I learned to play golf from my father and grandfather when I was 11 and 12 years old. My Grandpa, Charles Hauser, was an expert golfer, who won many tournaments hosted by the Cleveland Executives Association from 1940 to 1960 at some of the top golf clubs in Cleveland. In my golf studio at home I have a half-dozen of his two-foot high trophies that were handed down to me from him.

Throughout my youth, Grandpa Hauser always talked about the “secret” to golf. Every few months he would demonstrate something new with the swing – “the answer” –  he would say, that he picked up from what he read or from golf pros he was friendly with. He had custom made clubs, the last set of which I have stored in my garage. His idol was Ben Hogan.

At the height of his playing powers, during the 1940s and ‘50s Ben Hogan was thought to possess the “secret” to the golf swing and mastering the game of golf, a notion popularized by the media and that he promoted himself. In 1954, Hogan was paid $10,000 by Time magazine for a story entitled “Ben Hogan’s Secret: a Debate.” Seven golf pros tried to guess what the secret was, to no avail.

At the time, rival tour pro Sam Snead cynically quipped “anybody can say he’s got a secret if he won’t tell what it is.” Then Life magazine featured Hogan on the cover of its August 8, 1955, issue (an original copy is valuable), and in its “Hogan’s Secret” article Hogan revealed the truth about cupping (pronating) his left wrist, which he discovered after hitting thousands of balls on the practice range, in an effort to eliminate the dreaded hook. In his best-selling book, Ben Hogan’s Five Lessons (1957), he does share diagrams of the positions of his left wrist from the backswing through impact. After those two magazine articles came, out a book titled “Golf Secrets of the Pros” suddenly appeared in 1956 featuring 18 of the biggest name pros at the time, except Hogan.

Over the years there have been thousands of articles and books dealing with golfing “secrets” (including some of my own) as if we are still searching for the one golden key.

According to the Modern University Dictionary the definition of SECRET is: The key to a mystery, the governing principle of anything, known only to the initiated.

Back in the day of Charles Hauser, pro golfers were the “initiated” and all others were on the outside having to learn by lessons.

With all the information and products available in this post-modern age there should be no real secrets. But a prime example of how themes persist is the book “The Secret of Golf: A Century of Groundbreaking, Innovative and Occasionally Outlandish Ways To Master The World’s Most Vexing Game” (2005), Edited by George Pepper; it’s really good.

Yes, there are solid fundamentals, but no hidden secrets. Golf is too complicated for there to be one (secret) right way. As Mr. Herb Wimberly used to say, “the golf swing is simple; it’s the game that’s complicated.” Even with tour professionals no two golfers have the same swing. There’s Jim Furyk and John Daly; Lee Trevino and Jack Nicklaus; Jon Rahm and Sungjae Im. And on and on.

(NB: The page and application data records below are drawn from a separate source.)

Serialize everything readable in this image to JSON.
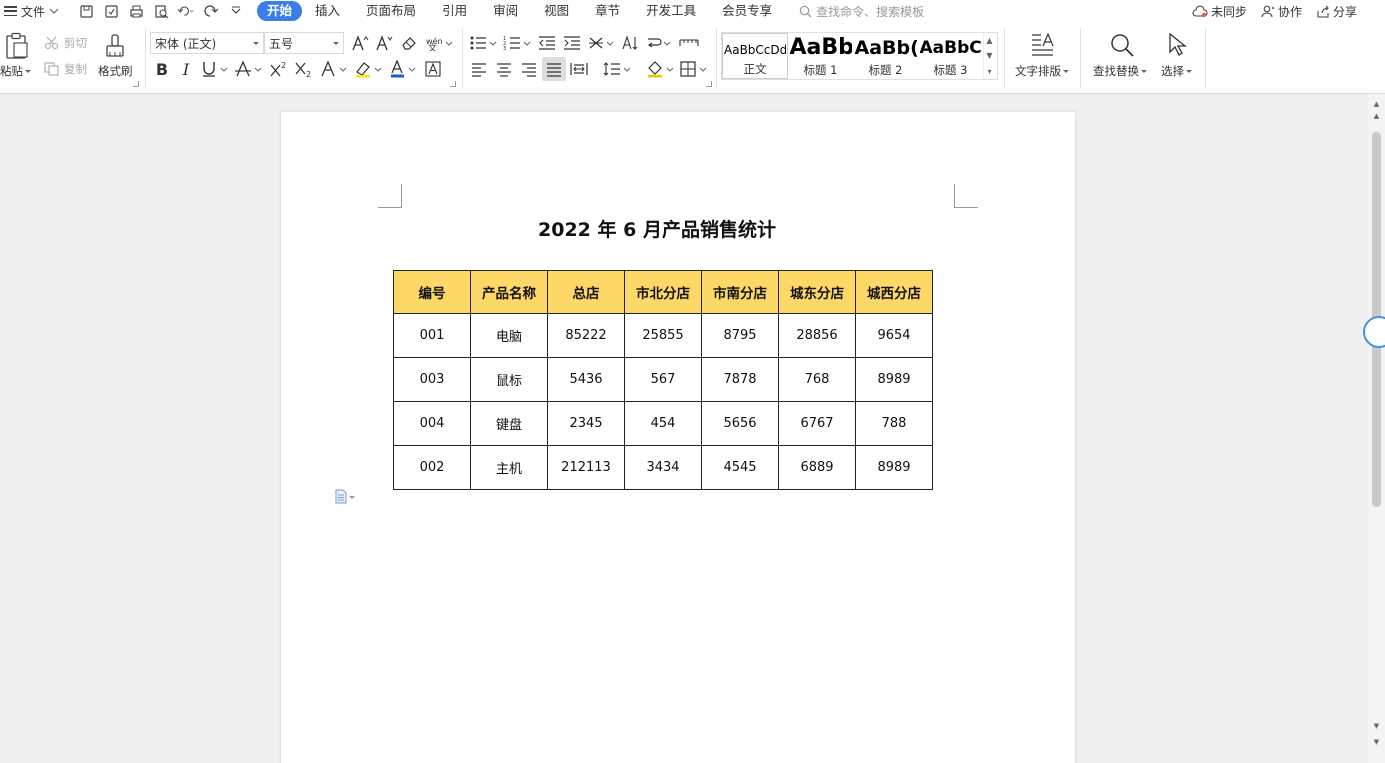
{
  "menubar": {
    "file_label": "文件",
    "tabs": [
      {
        "label": "开始",
        "active": true
      },
      {
        "label": "插入"
      },
      {
        "label": "页面布局"
      },
      {
        "label": "引用"
      },
      {
        "label": "审阅"
      },
      {
        "label": "视图"
      },
      {
        "label": "章节"
      },
      {
        "label": "开发工具"
      },
      {
        "label": "会员专享"
      }
    ],
    "search_placeholder": "查找命令、搜索模板",
    "right": {
      "sync": "未同步",
      "collab": "协作",
      "share": "分享"
    }
  },
  "ribbon": {
    "paste": "粘贴",
    "cut": "剪切",
    "copy": "复制",
    "format_painter": "格式刷",
    "font_name": "宋体 (正文)",
    "font_size": "五号",
    "styles": [
      {
        "preview": "AaBbCcDd",
        "label": "正文"
      },
      {
        "preview": "AaBb",
        "label": "标题 1"
      },
      {
        "preview": "AaBb(",
        "label": "标题 2"
      },
      {
        "preview": "AaBbC(",
        "label": "标题 3"
      }
    ],
    "text_layout": "文字排版",
    "find_replace": "查找替换",
    "select": "选择"
  },
  "document": {
    "title": "2022 年 6 月产品销售统计",
    "table": {
      "headers": [
        "编号",
        "产品名称",
        "总店",
        "市北分店",
        "市南分店",
        "城东分店",
        "城西分店"
      ],
      "rows": [
        [
          "001",
          "电脑",
          "85222",
          "25855",
          "8795",
          "28856",
          "9654"
        ],
        [
          "003",
          "鼠标",
          "5436",
          "567",
          "7878",
          "768",
          "8989"
        ],
        [
          "004",
          "键盘",
          "2345",
          "454",
          "5656",
          "6767",
          "788"
        ],
        [
          "002",
          "主机",
          "212113",
          "3434",
          "4545",
          "6889",
          "8989"
        ]
      ]
    }
  },
  "colors": {
    "accent": "#3a7ee8",
    "table_header_bg": "#fdd866"
  }
}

My friend Jay Golden, PGA of America Life Member, golf teacher, motivational speaker and renaissance man, offers this: “Golf’s greatest gift is that golfers keep searching for the secret to golf. The secret is an element of the golf swing which will provide excellent shots consistently. We’ve all hit great shots in our life. What did we do on that swing that we haven’t done on other swings? That is a never-ending search. It is the search which brings us to the driving range, the golf course, reading books, watching videos and taking lessons. What they’re doing is trying to find the ‘secret’ that will enable them to hit excellent shots almost all the time. I have searched for the secret almost every day for the last 60 years. In some ways it’s easy to find because I found it over 3,000 times.”

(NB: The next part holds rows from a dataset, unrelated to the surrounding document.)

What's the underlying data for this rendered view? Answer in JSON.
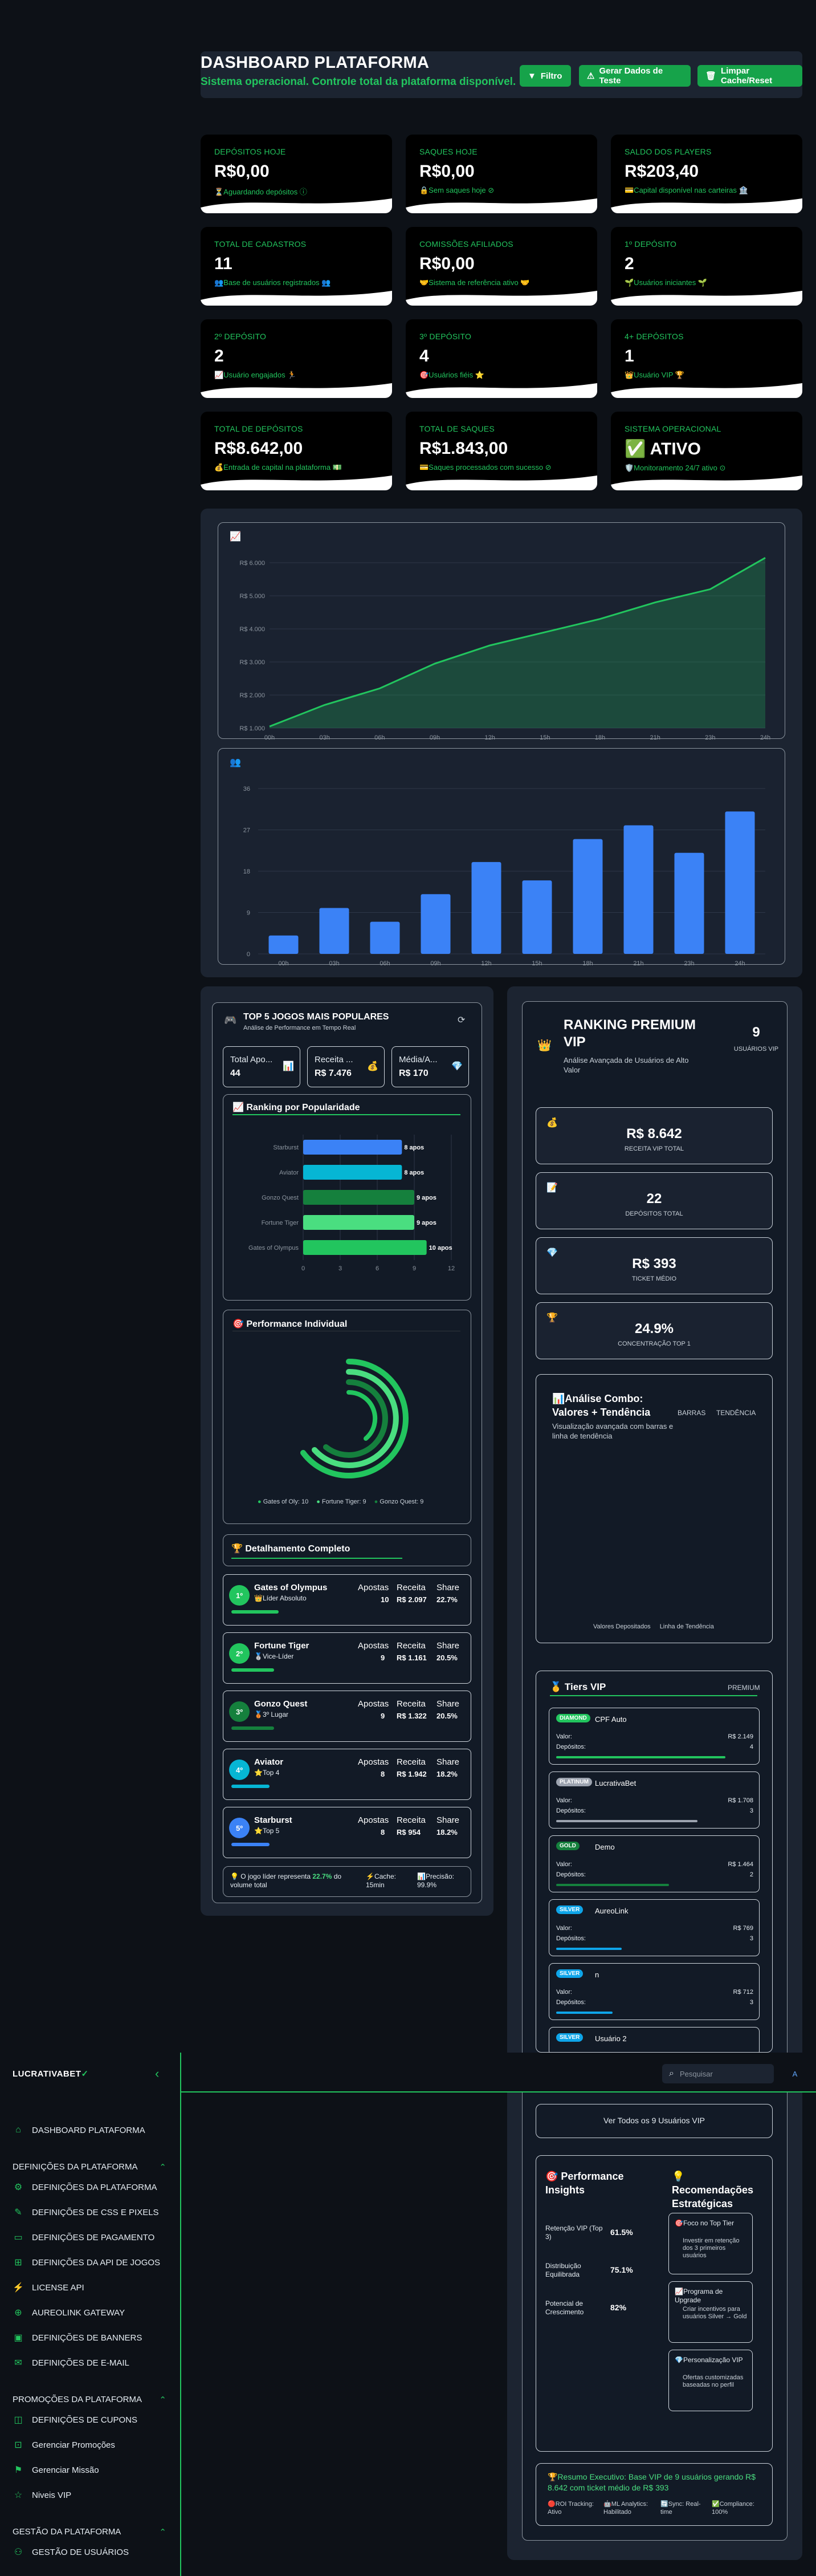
{
  "header": {
    "title": "DASHBOARD PLATAFORMA",
    "subtitle": "Sistema operacional. Controle total da plataforma disponível.",
    "buttons": {
      "filter": "Filtro",
      "generate": "Gerar Dados de Teste",
      "clear": "Limpar Cache/Reset"
    }
  },
  "cards": [
    {
      "label": "DEPÓSITOS HOJE",
      "value": "R$0,00",
      "note": "⏳Aguardando depósitos ⓘ"
    },
    {
      "label": "SAQUES HOJE",
      "value": "R$0,00",
      "note": "🔒Sem saques hoje ⊘"
    },
    {
      "label": "SALDO DOS PLAYERS",
      "value": "R$203,40",
      "note": "💳Capital disponível nas carteiras 🏦"
    },
    {
      "label": "TOTAL DE CADASTROS",
      "value": "11",
      "note": "👥Base de usuários registrados 👥"
    },
    {
      "label": "COMISSÕES AFILIADOS",
      "value": "R$0,00",
      "note": "🤝Sistema de referência ativo 🤝"
    },
    {
      "label": "1º DEPÓSITO",
      "value": "2",
      "note": "🌱Usuários iniciantes 🌱"
    },
    {
      "label": "2º DEPÓSITO",
      "value": "2",
      "note": "📈Usuário engajados 🏃"
    },
    {
      "label": "3º DEPÓSITO",
      "value": "4",
      "note": "🎯Usuários fiéis ⭐"
    },
    {
      "label": "4+ DEPÓSITOS",
      "value": "1",
      "note": "👑Usuário VIP 🏆"
    },
    {
      "label": "TOTAL DE DEPÓSITOS",
      "value": "R$8.642,00",
      "note": "💰Entrada de capital na plataforma 💵"
    },
    {
      "label": "TOTAL DE SAQUES",
      "value": "R$1.843,00",
      "note": "💳Saques processados com sucesso ⊘"
    },
    {
      "label": "SISTEMA OPERACIONAL",
      "value": "✅ ATIVO",
      "note": "🛡️Monitoramento 24/7 ativo ⊙"
    }
  ],
  "chart_data": [
    {
      "type": "area",
      "x": [
        "00h",
        "03h",
        "06h",
        "09h",
        "12h",
        "15h",
        "18h",
        "21h",
        "23h",
        "24h"
      ],
      "values": [
        1050,
        1700,
        2200,
        2950,
        3500,
        3900,
        4300,
        4800,
        5200,
        6150
      ],
      "yticks": [
        "R$ 1.000",
        "R$ 2.000",
        "R$ 3.000",
        "R$ 4.000",
        "R$ 5.000",
        "R$ 6.000"
      ],
      "ylim": [
        1000,
        6000
      ],
      "color": "#22c55e"
    },
    {
      "type": "bar",
      "categories": [
        "00h",
        "03h",
        "06h",
        "09h",
        "12h",
        "15h",
        "18h",
        "21h",
        "23h",
        "24h"
      ],
      "values": [
        4,
        10,
        7,
        13,
        20,
        16,
        25,
        28,
        22,
        31
      ],
      "yticks": [
        "0",
        "9",
        "18",
        "27",
        "36"
      ],
      "ylim": [
        0,
        36
      ],
      "color": "#3b82f6"
    },
    {
      "type": "bar",
      "categories": [
        "Starburst",
        "Aviator",
        "Gonzo Quest",
        "Fortune Tiger",
        "Gates of Olympus"
      ],
      "values": [
        8,
        8,
        9,
        9,
        10
      ],
      "data_labels": [
        "8 apos",
        "8 apos",
        "9 apos",
        "9 apos",
        "10 apos"
      ],
      "xticks": [
        "0",
        "3",
        "6",
        "9",
        "12"
      ],
      "xlim": [
        0,
        12
      ],
      "colors": [
        "#3b82f6",
        "#06b6d4",
        "#15803d",
        "#4ade80",
        "#22c55e"
      ]
    }
  ],
  "games": {
    "title": "TOP 5 JOGOS MAIS POPULARES",
    "subtitle": "Análise de Performance em Tempo Real",
    "stats": [
      {
        "label": "Total Apo...",
        "value": "44",
        "icon": "📊"
      },
      {
        "label": "Receita ...",
        "value": "R$ 7.476",
        "icon": "💰"
      },
      {
        "label": "Média/A...",
        "value": "R$ 170",
        "icon": "💎"
      }
    ],
    "ranking_title": "📈 Ranking por Popularidade",
    "performance_title": "🎯 Performance Individual",
    "legend": [
      "Gates of Oly: 10",
      "Fortune Tiger: 9",
      "Gonzo Quest: 9"
    ],
    "detail_title": "🏆 Detalhamento Completo",
    "col_labels": {
      "bets": "Apostas",
      "revenue": "Receita",
      "share": "Share"
    },
    "rows": [
      {
        "rank": "1º",
        "name": "Gates of Olympus",
        "tag": "👑Líder Absoluto",
        "bets": "10",
        "revenue": "R$ 2.097",
        "share": "22.7%",
        "color": "#22c55e"
      },
      {
        "rank": "2º",
        "name": "Fortune Tiger",
        "tag": "🥈Vice-Líder",
        "bets": "9",
        "revenue": "R$ 1.161",
        "share": "20.5%",
        "color": "#22c55e"
      },
      {
        "rank": "3º",
        "name": "Gonzo Quest",
        "tag": "🥉3º Lugar",
        "bets": "9",
        "revenue": "R$ 1.322",
        "share": "20.5%",
        "color": "#15803d"
      },
      {
        "rank": "4º",
        "name": "Aviator",
        "tag": "⭐Top 4",
        "bets": "8",
        "revenue": "R$ 1.942",
        "share": "18.2%",
        "color": "#06b6d4"
      },
      {
        "rank": "5º",
        "name": "Starburst",
        "tag": "⭐Top 5",
        "bets": "8",
        "revenue": "R$ 954",
        "share": "18.2%",
        "color": "#3b82f6"
      }
    ],
    "footer": {
      "lead": "💡 O jogo líder representa",
      "pct": "22.7%",
      "tail": "do volume total",
      "cache_label": "⚡Cache:",
      "cache_value": "15min",
      "precision_label": "📊Precisão:",
      "precision_value": "99.9%"
    }
  },
  "vip": {
    "title": "RANKING PREMIUM VIP",
    "subtitle": "Análise Avançada de Usuários de Alto Valor",
    "count": "9",
    "count_label": "USUÁRIOS VIP",
    "metrics": [
      {
        "icon": "💰",
        "value": "R$ 8.642",
        "label": "RECEITA VIP TOTAL"
      },
      {
        "icon": "📝",
        "value": "22",
        "label": "DEPÓSITOS TOTAL"
      },
      {
        "icon": "💎",
        "value": "R$ 393",
        "label": "TICKET MÉDIO"
      },
      {
        "icon": "🏆",
        "value": "24.9%",
        "label": "CONCENTRAÇÃO TOP 1"
      }
    ],
    "combo_title": "📊Análise Combo: Valores + Tendência",
    "combo_subtitle": "Visualização avançada com barras e linha de tendência",
    "combo_tabs": [
      "BARRAS",
      "TENDÊNCIA"
    ],
    "combo_legend": [
      "Valores Depositados",
      "Linha de Tendência"
    ],
    "tiers_title": "🥇 Tiers VIP",
    "tiers_badge": "PREMIUM",
    "tier_value_label": "Valor:",
    "tier_deposits_label": "Depósitos:",
    "users": [
      {
        "badge": "DIAMOND",
        "name": "CPF Auto",
        "value": "R$ 2.149",
        "deposits": "4",
        "fill": 0.9
      },
      {
        "badge": "PLATINUM",
        "name": "LucrativaBet",
        "value": "R$ 1.708",
        "deposits": "3",
        "fill": 0.75
      },
      {
        "badge": "GOLD",
        "name": "Demo",
        "value": "R$ 1.464",
        "deposits": "2",
        "fill": 0.6
      },
      {
        "badge": "SILVER",
        "name": "AureoLink",
        "value": "R$ 769",
        "deposits": "3",
        "fill": 0.35
      },
      {
        "badge": "SILVER",
        "name": "n",
        "value": "R$ 712",
        "deposits": "3",
        "fill": 0.3
      },
      {
        "badge": "SILVER",
        "name": "Usuário 2",
        "value": "",
        "deposits": "",
        "fill": 0.2
      }
    ],
    "view_all": "Ver Todos os 9 Usuários VIP",
    "insights_title": "🎯 Performance Insights",
    "insights": [
      {
        "label": "Retenção VIP (Top 3)",
        "value": "61.5%"
      },
      {
        "label": "Distribuição Equilibrada",
        "value": "75.1%"
      },
      {
        "label": "Potencial de Crescimento",
        "value": "82%"
      }
    ],
    "reco_title": "💡 Recomendações Estratégicas",
    "recos": [
      {
        "title": "🎯Foco no Top Tier",
        "text": "Investir em retenção dos 3 primeiros usuários"
      },
      {
        "title": "📈Programa de Upgrade",
        "text": "Criar incentivos para usuários Silver → Gold"
      },
      {
        "title": "💎Personalização VIP",
        "text": "Ofertas customizadas baseadas no perfil"
      }
    ],
    "summary": "🏆Resumo Executivo: Base VIP de 9 usuários gerando R$ 8.642 com ticket médio de R$ 393",
    "summary_tags": [
      "🔴ROI Tracking: Ativo",
      "🤖ML Analytics: Habilitado",
      "🔄Sync: Real-time",
      "✅Compliance: 100%"
    ]
  },
  "sidebar": {
    "logo": "LUCRATIVABET",
    "items": [
      {
        "label": "DASHBOARD PLATAFORMA",
        "icon": "home-icon"
      },
      {
        "label": "DEFINIÇÕES DA PLATAFORMA",
        "icon": "section"
      },
      {
        "label": "DEFINIÇÕES DA PLATAFORMA",
        "icon": "gear-icon"
      },
      {
        "label": "DEFINIÇÕES DE CSS E PIXELS",
        "icon": "brush-icon"
      },
      {
        "label": "DEFINIÇÕES DE PAGAMENTO",
        "icon": "card-icon"
      },
      {
        "label": "DEFINIÇÕES DA API DE JOGOS",
        "icon": "gamepad-icon"
      },
      {
        "label": "LICENSE API",
        "icon": "bolt-icon"
      },
      {
        "label": "AUREOLINK GATEWAY",
        "icon": "globe-icon"
      },
      {
        "label": "DEFINIÇÕES DE BANNERS",
        "icon": "image-icon"
      },
      {
        "label": "DEFINIÇÕES DE E-MAIL",
        "icon": "mail-icon"
      },
      {
        "label": "PROMOÇÕES DA PLATAFORMA",
        "icon": "section"
      },
      {
        "label": "DEFINIÇÕES DE CUPONS",
        "icon": "ticket-icon"
      },
      {
        "label": "Gerenciar Promoções",
        "icon": "gift-icon"
      },
      {
        "label": "Gerenciar Missão",
        "icon": "flag-icon"
      },
      {
        "label": "Niveis VIP",
        "icon": "star-icon"
      },
      {
        "label": "GESTÃO DA PLATAFORMA",
        "icon": "section"
      },
      {
        "label": "GESTÃO DE USUÁRIOS",
        "icon": "users-icon"
      }
    ]
  },
  "topbar": {
    "search_placeholder": "Pesquisar",
    "avatar": "A"
  }
}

My secret is that there is no secret to the game of golf, or life.